This one doesn't really work for getting super lean, as that's not a terribly pleasant experience, BUT if you're looking to take BMI from clinically obese to a healthy range, or if you're looking to get into the habit of regular exercise and eating well, this is a great motivator!
Eating well and moving regularly feels good. So does getting lots of quality sleep!
And you know what's really cool about feeling good?
It doesn't take willpower.
Set yourself up for success by observing, "when I eat lots of fruits and veggies and I go to bed on time, I feel great!"
"When I exercise consistently, my back doesn't bother me and I sleep better!"

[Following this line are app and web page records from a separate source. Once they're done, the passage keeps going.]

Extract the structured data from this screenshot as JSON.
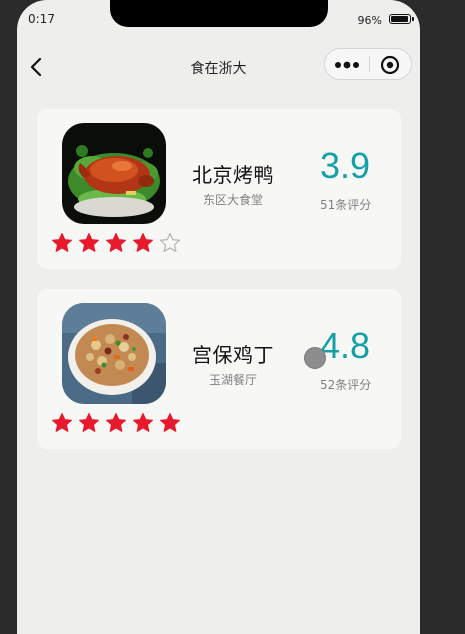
{
  "status_bar": {
    "time": "0:17",
    "battery_percent": "96%",
    "battery_level": 0.96
  },
  "nav": {
    "title": "食在浙大",
    "back_icon": "chevron-left-icon",
    "more_icon": "more-dots-icon",
    "close_icon": "target-circle-icon"
  },
  "dishes": [
    {
      "name": "北京烤鸭",
      "place": "东区大食堂",
      "score": "3.9",
      "reviews": "51条评分",
      "stars": 4,
      "max_stars": 5
    },
    {
      "name": "宫保鸡丁",
      "place": "玉湖餐厅",
      "score": "4.8",
      "reviews": "52条评分",
      "stars": 5,
      "max_stars": 5
    }
  ],
  "colors": {
    "accent": "#14a0a8",
    "star_filled": "#e8192c",
    "star_empty": "#b8b8b8",
    "background": "#eeeeed",
    "card": "#f7f7f6"
  }
}
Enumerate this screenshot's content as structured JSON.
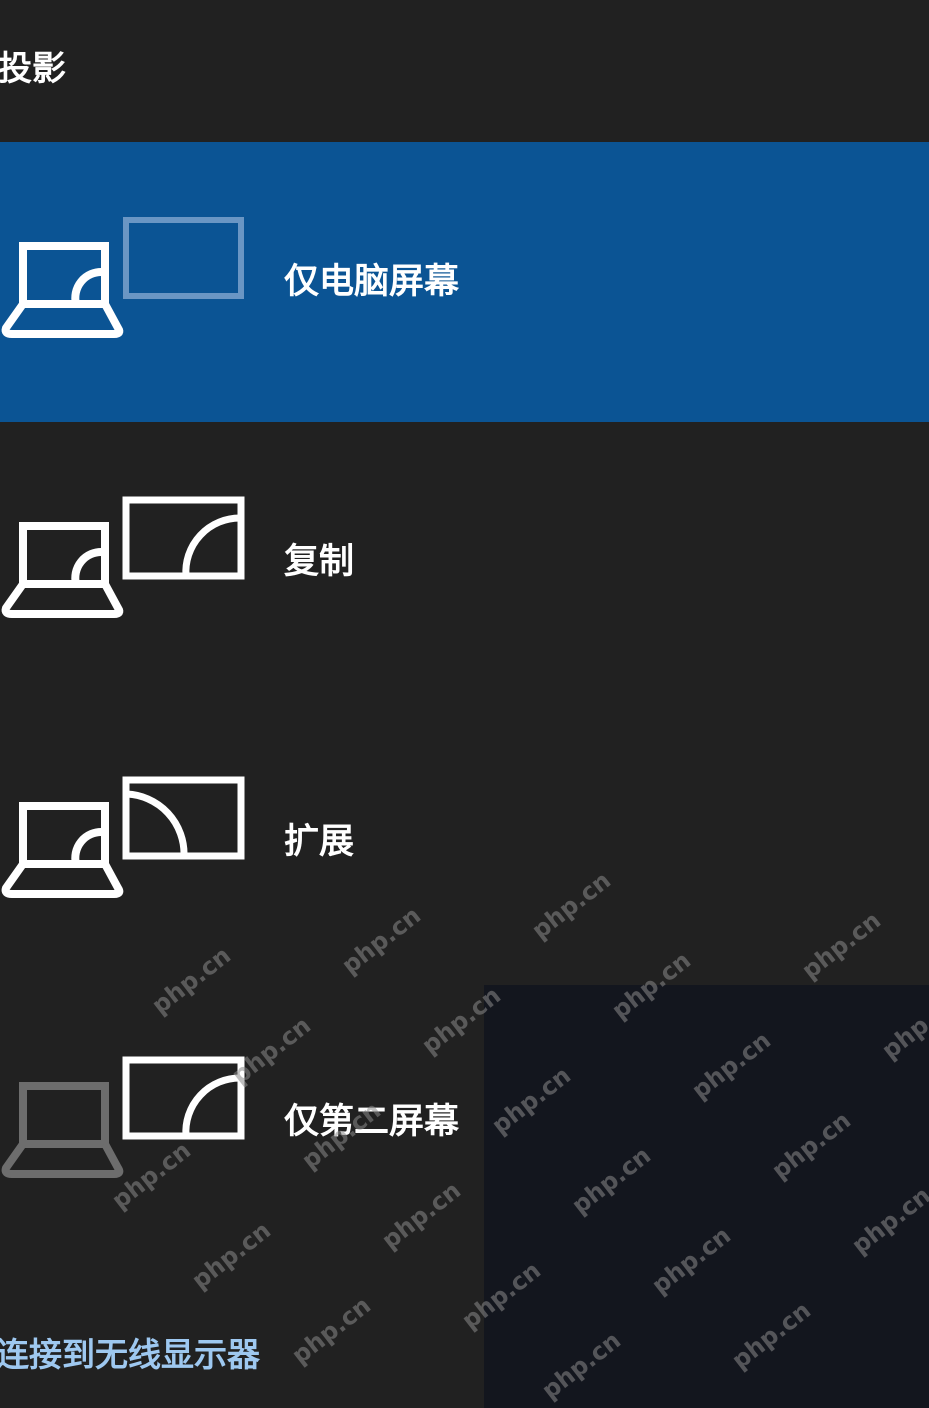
{
  "panel": {
    "title": "投影"
  },
  "options": [
    {
      "label": "仅电脑屏幕",
      "icon": "pc-screen-only-icon",
      "selected": true
    },
    {
      "label": "复制",
      "icon": "duplicate-icon",
      "selected": false
    },
    {
      "label": "扩展",
      "icon": "extend-icon",
      "selected": false
    },
    {
      "label": "仅第二屏幕",
      "icon": "second-screen-only-icon",
      "selected": false
    }
  ],
  "wireless": {
    "label": "连接到无线显示器"
  },
  "watermark": {
    "text": "php.cn"
  },
  "colors": {
    "background": "#212121",
    "selected": "#0b5494",
    "link": "#9ec8f0",
    "icon_dim": "#6d6d6d",
    "icon_selected_monitor": "#6a96c4"
  }
}
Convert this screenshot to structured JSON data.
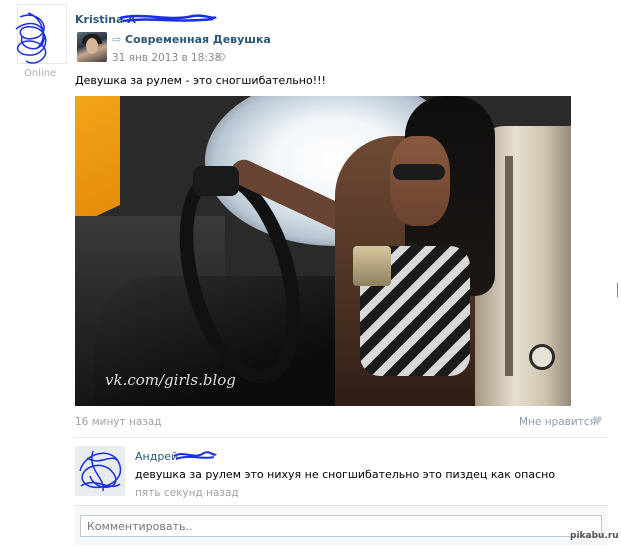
{
  "author": {
    "name": "Kristina A",
    "status": "Online"
  },
  "repost": {
    "source": "Современная Девушка",
    "date": "31 янв 2013 в 18:38"
  },
  "post": {
    "text": "Девушка за рулем - это сногшибательно!!!",
    "photo_watermark": "vk.com/girls.blog",
    "time": "16 минут назад",
    "like_label": "Мне нравится"
  },
  "comment": {
    "author": "Андрей",
    "text": "девушка за рулем это нихуя не сногшибательно это пиздец как опасно",
    "time": "пять секунд назад"
  },
  "comment_input": {
    "placeholder": "Комментировать.."
  },
  "site": {
    "watermark": "pikabu.ru"
  },
  "colors": {
    "link": "#2b587a",
    "muted": "#a0a0a0",
    "scribble": "#1a2fe0"
  },
  "icons": {
    "repost": "repost-arrow-icon",
    "settings": "gear-icon",
    "like": "heart-icon"
  }
}
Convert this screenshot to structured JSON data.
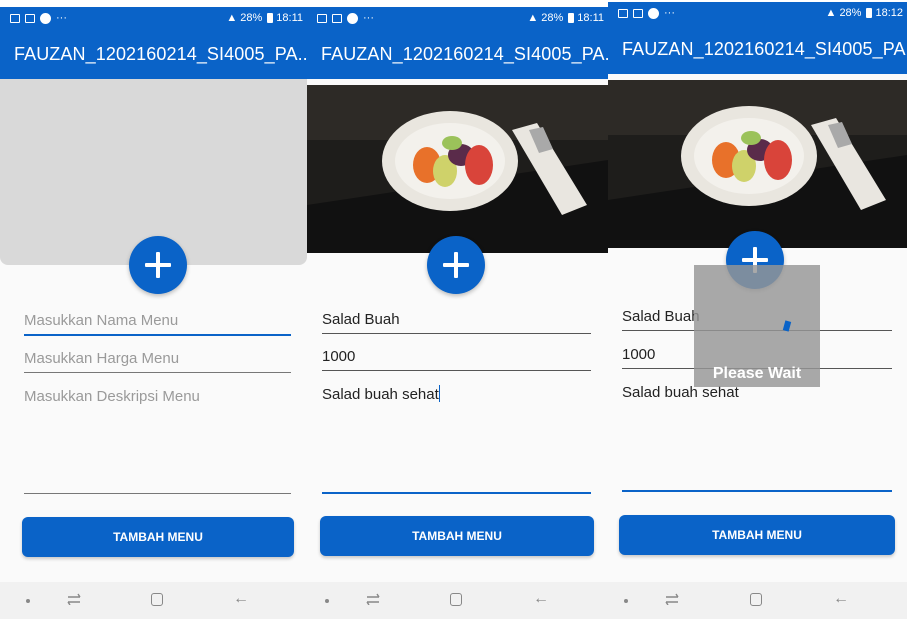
{
  "screens": [
    {
      "status": {
        "time": "18:11",
        "battery": "28%",
        "dots": "···"
      },
      "title": "FAUZAN_1202160214_SI4005_PA...",
      "fields": [
        {
          "value": "",
          "placeholder": "Masukkan Nama Menu"
        },
        {
          "value": "",
          "placeholder": "Masukkan Harga Menu"
        },
        {
          "value": "",
          "placeholder": "Masukkan Deskripsi Menu"
        }
      ],
      "button": "TAMBAH MENU"
    },
    {
      "status": {
        "time": "18:11",
        "battery": "28%",
        "dots": "···"
      },
      "title": "FAUZAN_1202160214_SI4005_PA...",
      "fields": [
        {
          "value": "Salad Buah"
        },
        {
          "value": "1000"
        },
        {
          "value": "Salad buah sehat"
        }
      ],
      "button": "TAMBAH MENU"
    },
    {
      "status": {
        "time": "18:12",
        "battery": "28%",
        "dots": "···"
      },
      "title": "FAUZAN_1202160214_SI4005_PA...",
      "fields": [
        {
          "value": "Salad Buah"
        },
        {
          "value": "1000"
        },
        {
          "value": "Salad buah sehat"
        }
      ],
      "button": "TAMBAH MENU",
      "loading_text": "Please Wait"
    }
  ],
  "nav": {
    "back": "←"
  },
  "colors": {
    "primary": "#0a63c8",
    "image_placeholder": "#d9d9d9"
  },
  "icons": [
    "add-image-icon",
    "battery-icon",
    "back-icon",
    "home-icon",
    "recent-apps-icon"
  ]
}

"When I find 10 minutes in my day to meditate (I'm looking at you, Daniel!), I feel like I can breathe easier the rest of the day!"
Do things that feel good and take time to observe how good they feel. Even if you choose to do more "hardcore" fitness stuff later on, recognizing how these basic habits add pleasure to your life will serve you when motivation is low in other areas
3) Personal Growth
When shooting for more extreme fitness goals, you will feel less-than-great at times: you'll be hungry, you might feel lethargic, and often, sleep issues will arise.
If you know this going in, but you like the idea of a challenge (risky, I know, as we all know how I feel about challenges), viewing it as a temporary act of discipline to test yourself can be a productive exercise.
Keep in mind that you will need to move the goalposts in order to keep this source of motivation engaging or you might run into he same problem as the unicorn described above who gets in shape, loves themself, and then loses all their motivation.
Motivators #1 and #2 have been the ones I find most effective with both myself and with my clients, but I've had a few people respond to #3.
I'm curious: have you found some positive carrots to chase in your pursuit of physique-related goals? Were they similar to the ones I listed, or totally different?
If you've got a second, please share your experience in the comments!
Thank you for reading!